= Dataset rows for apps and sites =
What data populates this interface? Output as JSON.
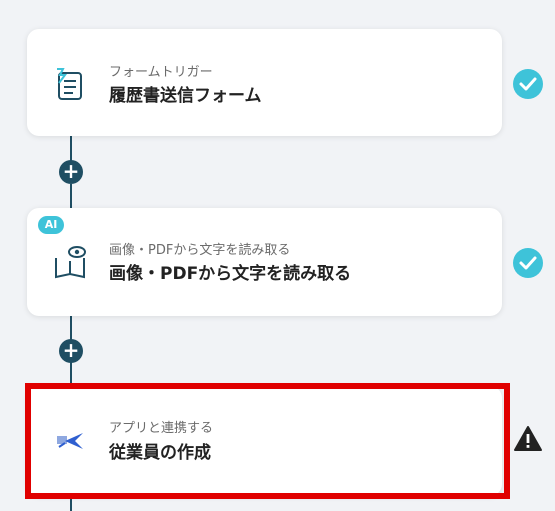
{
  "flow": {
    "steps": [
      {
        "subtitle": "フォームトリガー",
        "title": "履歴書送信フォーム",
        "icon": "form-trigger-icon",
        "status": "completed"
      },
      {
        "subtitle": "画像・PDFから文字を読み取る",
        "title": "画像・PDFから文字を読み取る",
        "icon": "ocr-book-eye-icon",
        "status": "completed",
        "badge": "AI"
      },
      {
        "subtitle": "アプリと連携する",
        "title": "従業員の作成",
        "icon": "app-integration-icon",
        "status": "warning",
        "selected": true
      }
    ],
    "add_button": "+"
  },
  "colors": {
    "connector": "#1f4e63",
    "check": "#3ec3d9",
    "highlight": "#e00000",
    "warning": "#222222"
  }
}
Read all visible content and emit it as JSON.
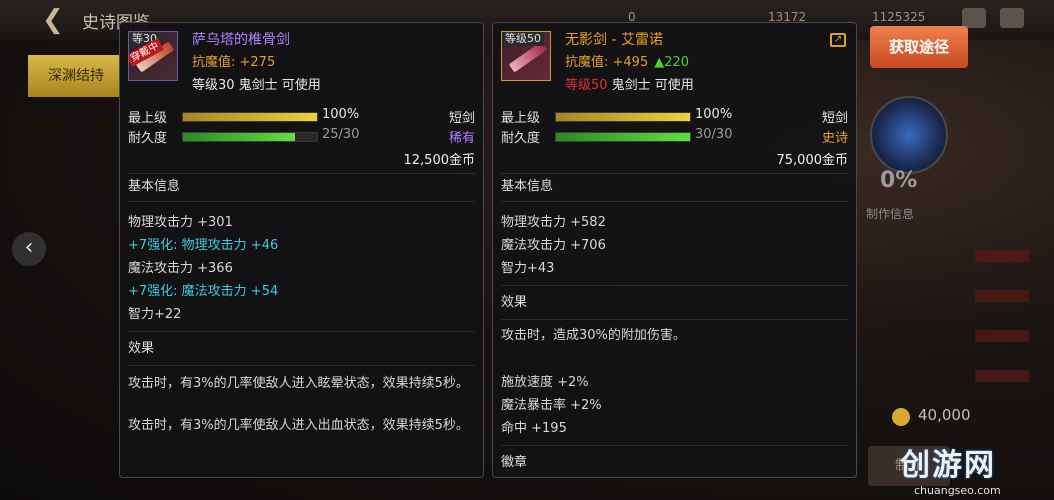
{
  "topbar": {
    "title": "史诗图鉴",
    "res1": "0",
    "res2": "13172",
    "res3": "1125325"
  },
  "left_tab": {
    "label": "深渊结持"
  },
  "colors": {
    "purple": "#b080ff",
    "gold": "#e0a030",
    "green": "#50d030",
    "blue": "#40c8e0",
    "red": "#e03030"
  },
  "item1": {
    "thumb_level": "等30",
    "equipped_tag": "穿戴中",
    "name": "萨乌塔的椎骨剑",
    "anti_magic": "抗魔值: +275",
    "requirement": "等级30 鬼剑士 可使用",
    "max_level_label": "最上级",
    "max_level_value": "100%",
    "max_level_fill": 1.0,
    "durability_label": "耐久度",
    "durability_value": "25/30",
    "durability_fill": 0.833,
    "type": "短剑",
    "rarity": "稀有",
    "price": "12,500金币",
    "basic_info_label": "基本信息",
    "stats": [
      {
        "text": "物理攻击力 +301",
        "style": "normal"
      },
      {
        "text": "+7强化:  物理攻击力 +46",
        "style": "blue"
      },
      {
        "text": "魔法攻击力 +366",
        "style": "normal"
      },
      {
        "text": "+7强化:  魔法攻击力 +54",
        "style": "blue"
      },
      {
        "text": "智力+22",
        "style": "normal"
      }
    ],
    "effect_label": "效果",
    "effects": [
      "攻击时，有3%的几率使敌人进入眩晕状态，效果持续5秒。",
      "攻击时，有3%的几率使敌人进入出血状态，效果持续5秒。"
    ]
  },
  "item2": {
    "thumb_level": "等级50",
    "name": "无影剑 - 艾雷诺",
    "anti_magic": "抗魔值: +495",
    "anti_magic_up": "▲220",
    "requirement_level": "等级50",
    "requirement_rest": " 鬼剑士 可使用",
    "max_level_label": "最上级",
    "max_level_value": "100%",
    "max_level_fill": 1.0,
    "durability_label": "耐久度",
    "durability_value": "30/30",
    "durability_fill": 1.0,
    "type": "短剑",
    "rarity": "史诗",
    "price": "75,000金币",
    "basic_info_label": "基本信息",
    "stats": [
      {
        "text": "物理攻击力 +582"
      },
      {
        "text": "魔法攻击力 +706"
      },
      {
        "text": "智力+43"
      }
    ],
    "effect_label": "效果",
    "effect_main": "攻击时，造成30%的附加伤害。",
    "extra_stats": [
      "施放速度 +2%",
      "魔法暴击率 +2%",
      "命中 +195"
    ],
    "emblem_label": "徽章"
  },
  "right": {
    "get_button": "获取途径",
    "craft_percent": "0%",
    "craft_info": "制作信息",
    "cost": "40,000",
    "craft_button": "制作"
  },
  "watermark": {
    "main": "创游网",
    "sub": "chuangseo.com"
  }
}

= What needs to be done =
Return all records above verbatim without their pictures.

= Your response =
What data populates this interface? Output as JSON.
{
  "flow": {
    "steps": [
      {
        "subtitle": "フォームトリガー",
        "title": "履歴書送信フォーム",
        "icon": "form-trigger-icon",
        "status": "completed"
      },
      {
        "subtitle": "画像・PDFから文字を読み取る",
        "title": "画像・PDFから文字を読み取る",
        "icon": "ocr-book-eye-icon",
        "status": "completed",
        "badge": "AI"
      },
      {
        "subtitle": "アプリと連携する",
        "title": "従業員の作成",
        "icon": "app-integration-icon",
        "status": "warning",
        "selected": true
      }
    ],
    "add_button": "+"
  },
  "colors": {
    "connector": "#1f4e63",
    "check": "#3ec3d9",
    "highlight": "#e00000",
    "warning": "#222222"
  }
}
Read all visible content and emit it as JSON.
{
  "topbar": {
    "title": "史诗图鉴",
    "res1": "0",
    "res2": "13172",
    "res3": "1125325"
  },
  "left_tab": {
    "label": "深渊结持"
  },
  "colors": {
    "purple": "#b080ff",
    "gold": "#e0a030",
    "green": "#50d030",
    "blue": "#40c8e0",
    "red": "#e03030"
  },
  "item1": {
    "thumb_level": "等30",
    "equipped_tag": "穿戴中",
    "name": "萨乌塔的椎骨剑",
    "anti_magic": "抗魔值: +275",
    "requirement": "等级30 鬼剑士 可使用",
    "max_level_label": "最上级",
    "max_level_value": "100%",
    "max_level_fill": 1.0,
    "durability_label": "耐久度",
    "durability_value": "25/30",
    "durability_fill": 0.833,
    "type": "短剑",
    "rarity": "稀有",
    "price": "12,500金币",
    "basic_info_label": "基本信息",
    "stats": [
      {
        "text": "物理攻击力 +301",
        "style": "normal"
      },
      {
        "text": "+7强化:  物理攻击力 +46",
        "style": "blue"
      },
      {
        "text": "魔法攻击力 +366",
        "style": "normal"
      },
      {
        "text": "+7强化:  魔法攻击力 +54",
        "style": "blue"
      },
      {
        "text": "智力+22",
        "style": "normal"
      }
    ],
    "effect_label": "效果",
    "effects": [
      "攻击时，有3%的几率使敌人进入眩晕状态，效果持续5秒。",
      "攻击时，有3%的几率使敌人进入出血状态，效果持续5秒。"
    ]
  },
  "item2": {
    "thumb_level": "等级50",
    "name": "无影剑 - 艾雷诺",
    "anti_magic": "抗魔值: +495",
    "anti_magic_up": "▲220",
    "requirement_level": "等级50",
    "requirement_rest": " 鬼剑士 可使用",
    "max_level_label": "最上级",
    "max_level_value": "100%",
    "max_level_fill": 1.0,
    "durability_label": "耐久度",
    "durability_value": "30/30",
    "durability_fill": 1.0,
    "type": "短剑",
    "rarity": "史诗",
    "price": "75,000金币",
    "basic_info_label": "基本信息",
    "stats": [
      {
        "text": "物理攻击力 +582"
      },
      {
        "text": "魔法攻击力 +706"
      },
      {
        "text": "智力+43"
      }
    ],
    "effect_label": "效果",
    "effect_main": "攻击时，造成30%的附加伤害。",
    "extra_stats": [
      "施放速度 +2%",
      "魔法暴击率 +2%",
      "命中 +195"
    ],
    "emblem_label": "徽章"
  },
  "right": {
    "get_button": "获取途径",
    "craft_percent": "0%",
    "craft_info": "制作信息",
    "cost": "40,000",
    "craft_button": "制作"
  },
  "watermark": {
    "main": "创游网",
    "sub": "chuangseo.com"
  }
}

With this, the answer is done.